(7) Adjustments to the Canadian catch deducted when determining specifications;
(8) Distribution of the TAC;
(9) Gear restrictions (such as mesh size, etc.) or requirements (such as bycatch-reduction devices, etc.);
(10) Vessel size or horsepower restrictions;
(11) Closed seasons;
(12) Minimum fish size;
(13) Trip limits;
(14) Seasonal, area, or industry sector quotas;
(15) Measures to describe and identify essential fish habitat (EFH), fishing gear management measures to protect EFH, and designation of habitat areas of particular concern within EFH;
(16) Measures to facilitate aquaculture, such as minimum fish sizes, gear restrictions, minimum mesh sizes, possession limits, tagging requirements, monitoring requirements, reporting requirements, permit restrictions, area closures, establishment of special management areas or zones, and any other measures included in the FMP;

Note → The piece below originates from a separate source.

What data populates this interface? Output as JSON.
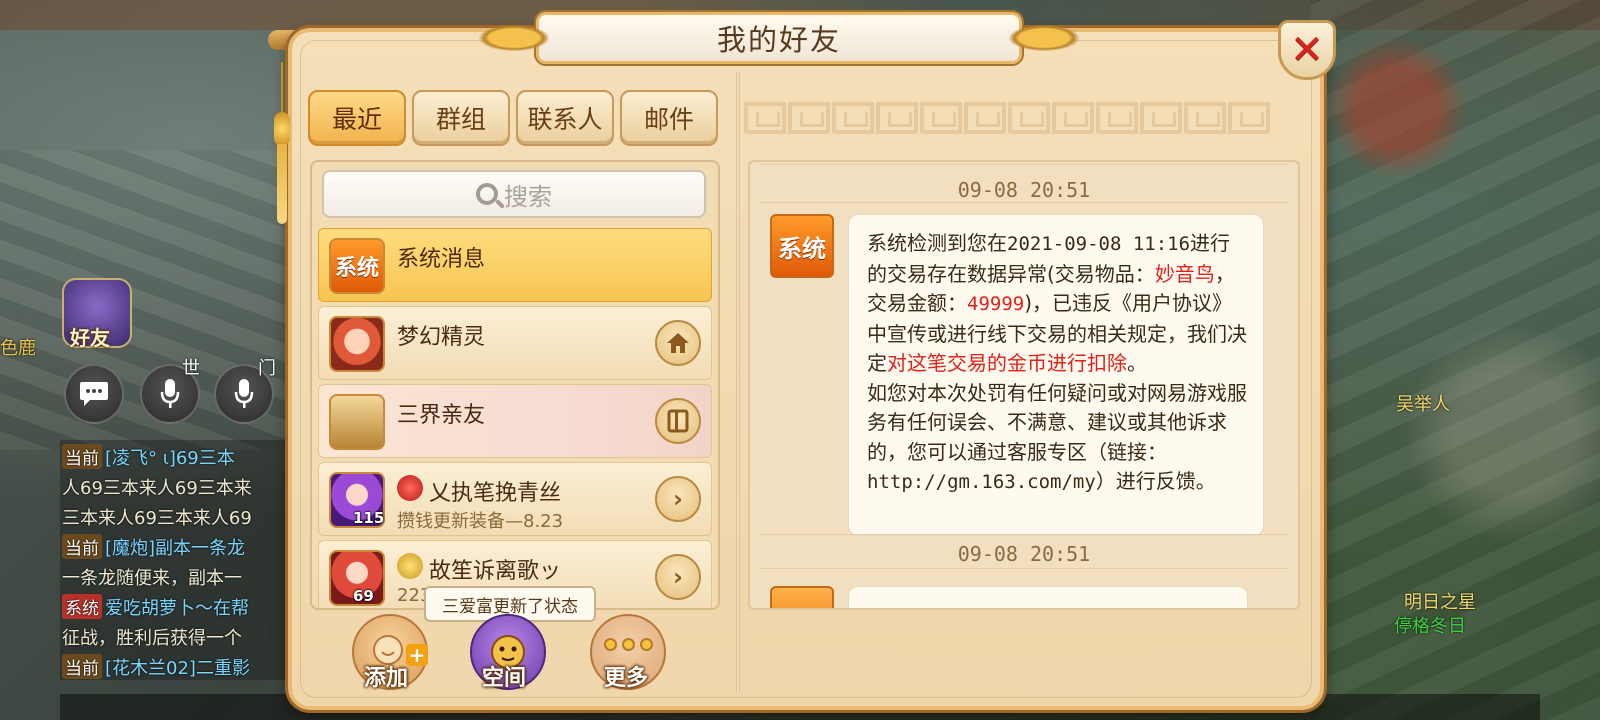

(17) Changes to the overfishing definition;
(18) Vessel monitoring system requirements;
(19) Limits or restrictions on the harvest of herring for specific uses;
(20) Quota monitoring tools, such as vessel, operator, or dealer reporting requirements;
(21) Permit and vessel upgrading restrictions;
(22) Implementation of measures to reduce gear conflicts, such as mandatory monitoring of a radio channel by fishing vessels, gear location reporting by fixed gear fishermen, mandatory plotting of gear by mobile fishermen, standards of operation when conflict occurs, fixed gear marking or setting practices; gear restrictions for certain areas, vessel monitoring systems, restrictions on the maximum number of fishing vessels, and special permitting conditions;
(23) Limited entry or controlled access system;
(24) Specification of the amount of herring to be used for roe; and
(5) Any other measure currently included in the FMP.
(e) Emergency action. Nothing in this section is meant to derogate from the authority of the Secretary to take emergency action under section 305(e) of the Magnuson-Stevens Act.
[FR Doc. 00-31220 Filed 12-8-00; 8:45 am]
BILLING CODE 3510-22-S